*Exercise*: Give an exact copy of every entry.

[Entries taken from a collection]
************
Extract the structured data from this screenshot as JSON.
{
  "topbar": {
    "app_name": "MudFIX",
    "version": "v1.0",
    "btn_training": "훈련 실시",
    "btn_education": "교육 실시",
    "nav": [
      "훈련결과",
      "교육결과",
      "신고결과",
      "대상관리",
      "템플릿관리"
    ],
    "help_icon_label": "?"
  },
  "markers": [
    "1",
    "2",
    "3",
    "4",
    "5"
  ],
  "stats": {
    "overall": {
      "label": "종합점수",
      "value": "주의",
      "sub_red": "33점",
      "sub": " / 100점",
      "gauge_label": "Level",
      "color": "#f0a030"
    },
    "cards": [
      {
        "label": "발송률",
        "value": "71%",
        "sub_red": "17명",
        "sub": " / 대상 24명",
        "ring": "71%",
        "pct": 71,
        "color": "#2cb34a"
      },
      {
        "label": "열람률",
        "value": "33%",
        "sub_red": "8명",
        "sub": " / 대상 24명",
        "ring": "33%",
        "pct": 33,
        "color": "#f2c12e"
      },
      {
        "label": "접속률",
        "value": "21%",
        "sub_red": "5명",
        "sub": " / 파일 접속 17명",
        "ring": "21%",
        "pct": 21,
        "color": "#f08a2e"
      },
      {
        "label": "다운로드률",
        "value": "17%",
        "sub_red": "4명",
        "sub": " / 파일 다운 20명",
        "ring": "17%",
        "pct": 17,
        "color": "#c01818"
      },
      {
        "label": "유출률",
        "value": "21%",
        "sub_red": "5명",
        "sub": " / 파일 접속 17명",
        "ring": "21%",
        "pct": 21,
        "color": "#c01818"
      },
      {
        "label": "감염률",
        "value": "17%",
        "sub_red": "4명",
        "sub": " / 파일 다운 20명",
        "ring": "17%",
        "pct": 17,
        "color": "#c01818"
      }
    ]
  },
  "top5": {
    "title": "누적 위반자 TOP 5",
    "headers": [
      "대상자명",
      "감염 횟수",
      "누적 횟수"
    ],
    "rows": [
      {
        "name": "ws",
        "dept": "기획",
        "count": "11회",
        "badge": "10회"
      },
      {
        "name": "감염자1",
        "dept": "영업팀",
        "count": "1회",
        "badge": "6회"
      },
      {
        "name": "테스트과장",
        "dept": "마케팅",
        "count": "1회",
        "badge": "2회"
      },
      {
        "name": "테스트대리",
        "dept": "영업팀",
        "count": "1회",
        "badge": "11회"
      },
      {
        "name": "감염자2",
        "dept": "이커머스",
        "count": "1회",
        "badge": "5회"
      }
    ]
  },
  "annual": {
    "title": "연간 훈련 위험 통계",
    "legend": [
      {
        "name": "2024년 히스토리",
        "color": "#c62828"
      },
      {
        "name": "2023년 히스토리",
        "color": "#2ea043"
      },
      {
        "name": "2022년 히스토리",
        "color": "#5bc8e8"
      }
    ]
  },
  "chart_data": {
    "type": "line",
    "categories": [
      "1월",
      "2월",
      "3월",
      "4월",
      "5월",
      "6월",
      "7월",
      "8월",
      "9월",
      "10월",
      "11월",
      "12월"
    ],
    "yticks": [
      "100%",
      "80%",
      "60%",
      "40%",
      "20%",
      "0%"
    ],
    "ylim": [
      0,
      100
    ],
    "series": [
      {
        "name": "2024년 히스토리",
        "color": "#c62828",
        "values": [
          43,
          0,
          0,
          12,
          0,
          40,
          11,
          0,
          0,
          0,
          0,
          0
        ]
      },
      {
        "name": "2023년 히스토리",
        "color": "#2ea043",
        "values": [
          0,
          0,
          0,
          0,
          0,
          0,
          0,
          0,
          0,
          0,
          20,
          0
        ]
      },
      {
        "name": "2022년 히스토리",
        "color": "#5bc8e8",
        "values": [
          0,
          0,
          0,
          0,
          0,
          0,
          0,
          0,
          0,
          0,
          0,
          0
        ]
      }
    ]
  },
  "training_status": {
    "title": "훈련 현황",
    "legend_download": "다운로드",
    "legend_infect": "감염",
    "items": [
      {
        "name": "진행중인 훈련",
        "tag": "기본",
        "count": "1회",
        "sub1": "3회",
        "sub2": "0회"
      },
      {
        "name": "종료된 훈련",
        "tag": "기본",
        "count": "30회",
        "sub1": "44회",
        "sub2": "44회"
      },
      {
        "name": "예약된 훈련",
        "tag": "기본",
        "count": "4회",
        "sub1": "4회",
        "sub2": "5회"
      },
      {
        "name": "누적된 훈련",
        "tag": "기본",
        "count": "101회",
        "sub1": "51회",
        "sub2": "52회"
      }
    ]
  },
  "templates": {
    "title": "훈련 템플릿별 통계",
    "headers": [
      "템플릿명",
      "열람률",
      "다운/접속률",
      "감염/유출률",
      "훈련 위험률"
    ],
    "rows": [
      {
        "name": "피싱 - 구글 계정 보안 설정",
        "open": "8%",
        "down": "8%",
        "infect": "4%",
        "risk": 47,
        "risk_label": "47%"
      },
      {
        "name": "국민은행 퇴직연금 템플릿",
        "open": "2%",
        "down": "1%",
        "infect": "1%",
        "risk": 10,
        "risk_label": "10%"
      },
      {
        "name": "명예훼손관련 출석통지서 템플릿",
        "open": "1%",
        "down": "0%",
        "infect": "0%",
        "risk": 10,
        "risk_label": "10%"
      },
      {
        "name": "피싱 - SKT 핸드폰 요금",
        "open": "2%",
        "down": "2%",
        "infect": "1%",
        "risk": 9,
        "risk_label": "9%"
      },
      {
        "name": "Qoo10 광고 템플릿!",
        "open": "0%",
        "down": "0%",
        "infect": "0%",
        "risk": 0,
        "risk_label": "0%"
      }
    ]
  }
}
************
*Result of this task*:
Extract the structured data from this screenshot as JSON.
{
  "topbar": {
    "app_name": "MudFIX",
    "version": "v1.0",
    "btn_training": "훈련 실시",
    "btn_education": "교육 실시",
    "nav": [
      "훈련결과",
      "교육결과",
      "신고결과",
      "대상관리",
      "템플릿관리"
    ],
    "help_icon_label": "?"
  },
  "markers": [
    "1",
    "2",
    "3",
    "4",
    "5"
  ],
  "stats": {
    "overall": {
      "label": "종합점수",
      "value": "주의",
      "sub_red": "33점",
      "sub": " / 100점",
      "gauge_label": "Level",
      "color": "#f0a030"
    },
    "cards": [
      {
        "label": "발송률",
        "value": "71%",
        "sub_red": "17명",
        "sub": " / 대상 24명",
        "ring": "71%",
        "pct": 71,
        "color": "#2cb34a"
      },
      {
        "label": "열람률",
        "value": "33%",
        "sub_red": "8명",
        "sub": " / 대상 24명",
        "ring": "33%",
        "pct": 33,
        "color": "#f2c12e"
      },
      {
        "label": "접속률",
        "value": "21%",
        "sub_red": "5명",
        "sub": " / 파일 접속 17명",
        "ring": "21%",
        "pct": 21,
        "color": "#f08a2e"
      },
      {
        "label": "다운로드률",
        "value": "17%",
        "sub_red": "4명",
        "sub": " / 파일 다운 20명",
        "ring": "17%",
        "pct": 17,
        "color": "#c01818"
      },
      {
        "label": "유출률",
        "value": "21%",
        "sub_red": "5명",
        "sub": " / 파일 접속 17명",
        "ring": "21%",
        "pct": 21,
        "color": "#c01818"
      },
      {
        "label": "감염률",
        "value": "17%",
        "sub_red": "4명",
        "sub": " / 파일 다운 20명",
        "ring": "17%",
        "pct": 17,
        "color": "#c01818"
      }
    ]
  },
  "top5": {
    "title": "누적 위반자 TOP 5",
    "headers": [
      "대상자명",
      "감염 횟수",
      "누적 횟수"
    ],
    "rows": [
      {
        "name": "ws",
        "dept": "기획",
        "count": "11회",
        "badge": "10회"
      },
      {
        "name": "감염자1",
        "dept": "영업팀",
        "count": "1회",
        "badge": "6회"
      },
      {
        "name": "테스트과장",
        "dept": "마케팅",
        "count": "1회",
        "badge": "2회"
      },
      {
        "name": "테스트대리",
        "dept": "영업팀",
        "count": "1회",
        "badge": "11회"
      },
      {
        "name": "감염자2",
        "dept": "이커머스",
        "count": "1회",
        "badge": "5회"
      }
    ]
  },
  "annual": {
    "title": "연간 훈련 위험 통계",
    "legend": [
      {
        "name": "2024년 히스토리",
        "color": "#c62828"
      },
      {
        "name": "2023년 히스토리",
        "color": "#2ea043"
      },
      {
        "name": "2022년 히스토리",
        "color": "#5bc8e8"
      }
    ]
  },
  "chart_data": {
    "type": "line",
    "categories": [
      "1월",
      "2월",
      "3월",
      "4월",
      "5월",
      "6월",
      "7월",
      "8월",
      "9월",
      "10월",
      "11월",
      "12월"
    ],
    "yticks": [
      "100%",
      "80%",
      "60%",
      "40%",
      "20%",
      "0%"
    ],
    "ylim": [
      0,
      100
    ],
    "series": [
      {
        "name": "2024년 히스토리",
        "color": "#c62828",
        "values": [
          43,
          0,
          0,
          12,
          0,
          40,
          11,
          0,
          0,
          0,
          0,
          0
        ]
      },
      {
        "name": "2023년 히스토리",
        "color": "#2ea043",
        "values": [
          0,
          0,
          0,
          0,
          0,
          0,
          0,
          0,
          0,
          0,
          20,
          0
        ]
      },
      {
        "name": "2022년 히스토리",
        "color": "#5bc8e8",
        "values": [
          0,
          0,
          0,
          0,
          0,
          0,
          0,
          0,
          0,
          0,
          0,
          0
        ]
      }
    ]
  },
  "training_status": {
    "title": "훈련 현황",
    "legend_download": "다운로드",
    "legend_infect": "감염",
    "items": [
      {
        "name": "진행중인 훈련",
        "tag": "기본",
        "count": "1회",
        "sub1": "3회",
        "sub2": "0회"
      },
      {
        "name": "종료된 훈련",
        "tag": "기본",
        "count": "30회",
        "sub1": "44회",
        "sub2": "44회"
      },
      {
        "name": "예약된 훈련",
        "tag": "기본",
        "count": "4회",
        "sub1": "4회",
        "sub2": "5회"
      },
      {
        "name": "누적된 훈련",
        "tag": "기본",
        "count": "101회",
        "sub1": "51회",
        "sub2": "52회"
      }
    ]
  },
  "templates": {
    "title": "훈련 템플릿별 통계",
    "headers": [
      "템플릿명",
      "열람률",
      "다운/접속률",
      "감염/유출률",
      "훈련 위험률"
    ],
    "rows": [
      {
        "name": "피싱 - 구글 계정 보안 설정",
        "open": "8%",
        "down": "8%",
        "infect": "4%",
        "risk": 47,
        "risk_label": "47%"
      },
      {
        "name": "국민은행 퇴직연금 템플릿",
        "open": "2%",
        "down": "1%",
        "infect": "1%",
        "risk": 10,
        "risk_label": "10%"
      },
      {
        "name": "명예훼손관련 출석통지서 템플릿",
        "open": "1%",
        "down": "0%",
        "infect": "0%",
        "risk": 10,
        "risk_label": "10%"
      },
      {
        "name": "피싱 - SKT 핸드폰 요금",
        "open": "2%",
        "down": "2%",
        "infect": "1%",
        "risk": 9,
        "risk_label": "9%"
      },
      {
        "name": "Qoo10 광고 템플릿!",
        "open": "0%",
        "down": "0%",
        "infect": "0%",
        "risk": 0,
        "risk_label": "0%"
      }
    ]
  }
}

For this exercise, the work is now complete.